The person presenting an argument is attacked instead of the argument itself. This takes many forms. For example, the person's character, nationality or religion may be attacked. Alternatively, it may be pointed out that a person stands to gain from a favourable outcome. Or, finally, a person may be attacked by association, or by the company he keeps.
There are three major forms of Attacking the Person:
1. ad hominem (abusive): instead of attacking an assertion, the argument attacks the person who made the assertion.
2. ad hominem (circumstantial): instead of attacking an assertion the author points to the relationship between the person making the assertion and the person's circumstances.

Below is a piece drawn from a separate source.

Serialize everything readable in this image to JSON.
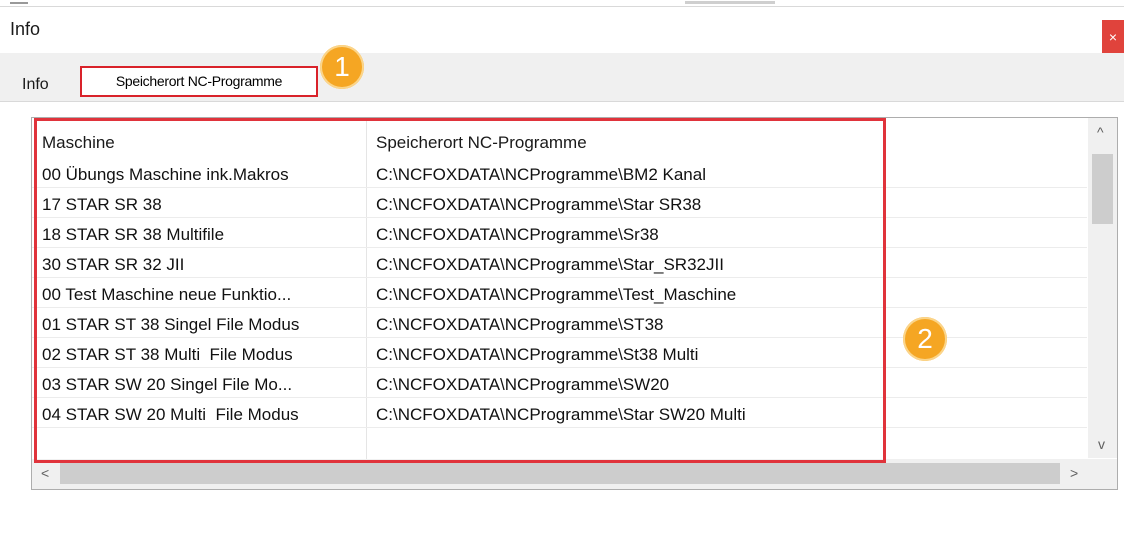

2. ad hominem (tu quoque): this form of attack on the person notes that a person does not practise what he